A Ganglion Cyst is a non-cancerous lump, often on the tendons or joints of wrists and hands. The cause of ganglion cysts is unknown.
A ganglion cyst is round, small and usually painless. Although rare, it can be painful if it presses a nerve. In a few cases, the cyst can interfere with joint movement.
A ganglion cyst often clears on its own. If troublesome, it can be drained or removed.
Ganglion cysts, also known as Bible cysts, are more common in women, and 70% occur in people between the ages of 20-40. Rarely, ganglion cysts can occur in children younger than 10 years.
One large cyst or many smaller ones may develop.

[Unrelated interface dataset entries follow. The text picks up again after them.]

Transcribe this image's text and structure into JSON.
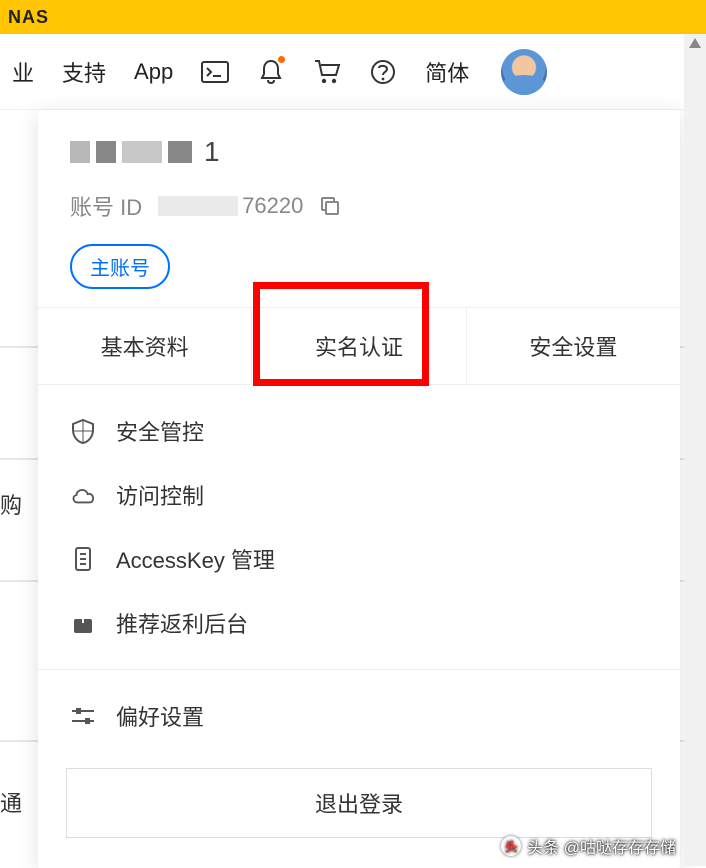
{
  "top_bar": {
    "title_fragment": "NAS"
  },
  "header": {
    "nav_item_1": "业",
    "nav_item_2": "支持",
    "nav_item_3": "App",
    "lang": "简体"
  },
  "dropdown": {
    "username_suffix": "1",
    "account_label": "账号 ID",
    "account_id_suffix": "76220",
    "badge": "主账号",
    "tabs": {
      "basic": "基本资料",
      "realname": "实名认证",
      "security": "安全设置"
    },
    "menu": {
      "security_control": "安全管控",
      "access_control": "访问控制",
      "accesskey": "AccessKey 管理",
      "referral": "推荐返利后台",
      "preference": "偏好设置"
    },
    "logout": "退出登录"
  },
  "background": {
    "text1": "购",
    "text2": "通"
  },
  "watermark": {
    "text": "头条 @咕哒存存存储"
  }
}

Multiple small cysts can give the appearance of more than one cyst, but a common stalk within the deeper tissue usually connects them. This type of cyst is not harmful and accounts for about half of all soft tissue tumors on hands and feet.
The cause of ganglion cysts is not known. One theory suggests that trauma causes the tissue of the joint to break down, forming small cysts that then join into a larger, more obvious mass. The most likely theory involves a flaw in the joint capsule or tendon sheath that allows the joint tissue to bulge out.
Ganglion Cyst Symptoms
- The ganglion cyst usually appears as a bump (mass) that changes size.
- It is usually soft, anywhere from 1-3 cm in diameter, and doesn’t move.
- The swelling may appear over time or appear suddenly, may get smaller in size, and may even go away, only to come back at another time.
- Most ganglion cysts cause some degree of pain, usually following acute or repetitive trauma, but up to 35% are without symptoms except for appearance.
- If pain is present, it is usually chronic and made worse by joint motion.
When to Seek Podiatry Care
Whether you have symptoms or not, your ganglion cyst can benefit from medical evaluation. Your Podiatrist can be sure that you have a ganglion cyst, keep you from worrying, and help decide on the best treatment plan for you.
A ganglion cyst does not need to have emergency treatment unless you have significant trauma. A routine check by your Podiatrist is often enough.
A physical exam is often all that is needed to diagnose a ganglion cyst.
- Your doctor may get further confirmation by using a syringe to draw out some of the fluid in the cyst (needle aspiration) or by using ultrasound which can determine whether the bump is fluid-filled (cystic) or if it is solid. Ultrasound can also detect whether there is an artery or blood vessel causing the lump.
- Your Podiatrist may send you to a surgeon if the bump is large or solid or involves a blood vessel (artery).
- Magnetic resonance imaging (MRI) is very useful for ganglions.
Podiatrists at TFAAC have vast experience in diagnosing and diagnosing and treating Ganglion Cysts and typically this treatment is very successful but involves a multifactorial approach.